While all dogs’ noses are far more adept at sniffing out certain scents and odors than human noses, there’s one type of service dog whose nose has been trained to suss out specific ingredients. These dogs are known as allergy detection service dogs, and their craft can help in staving off allergic reactions.
For those who have to deal with severe allergies, it’s no wonder why they’d want an additional barrier of protection from life-threatening allergens. A kid who’s been dealt a handful of serious peanut allergies, for instance, could really benefit from having one of these pups on the lookout.
Next: These dogs deserve an honorable mention.
13. Search and rescue dogs
While these pups don’t technically fall under the service dog category, they’re more than deserving of an honorable mention here. A search and rescue dog is trained to locate and help an injured person in the event of an emergency. They work with police enforcement, TSA, and even ski patrol organizations to ensure an all-hands-on-deck operation when searching for a missing person.

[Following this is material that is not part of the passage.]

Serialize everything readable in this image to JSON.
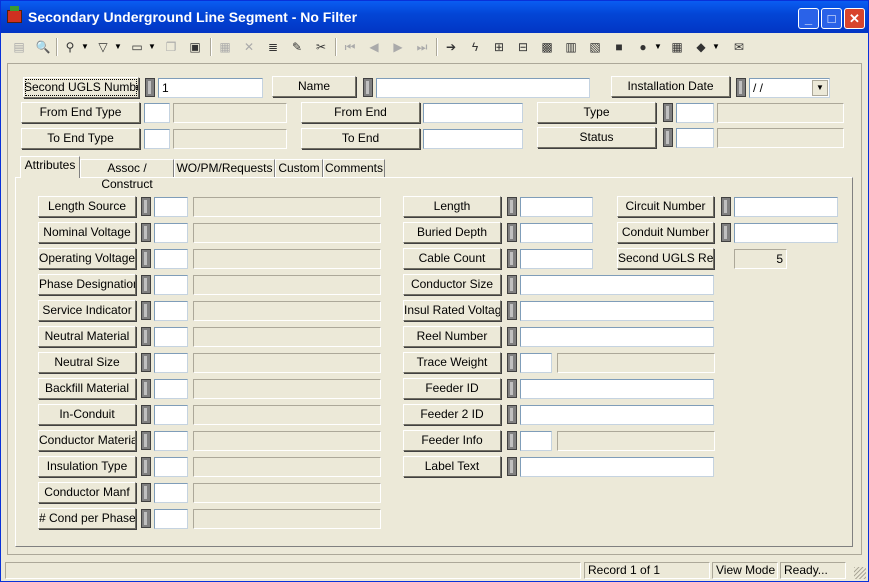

Next: Are service dogs allowed absolutely anywhere? Let’s find out.
14. Rights of service dogs in public places
Generally speaking, service dogs are allowed anywhere their handler goes. However, the ADA has a long list of rules and regulations based on a dog’s certification and the purpose he’s serving his human companion, so it’s imperative you do your research and know the laws.
For instance, there are some important distinctions to be aware of, like the one between psychiatric service dog and emotional support animal. The former is allowed anywhere, while the latter doesn’t have the same sort of access under the ADA.
Next: There are lots of great breeds out there.
15. Best breeds for service dogs
There’s no right or wrong answer for this one. The type of breed that will best suit your needs all depends on what those needs actually are. If you’re looking for a Seeing Eye dog, those pups are typically labs, retrievers, or German shepherds.
If you’re on the hunt for a therapy dog, however, it can be anything from a French bulldog to a miniature poodle. And just remember, if you’re looking for a service dog, there are tons of organizations out there to assist you with the process.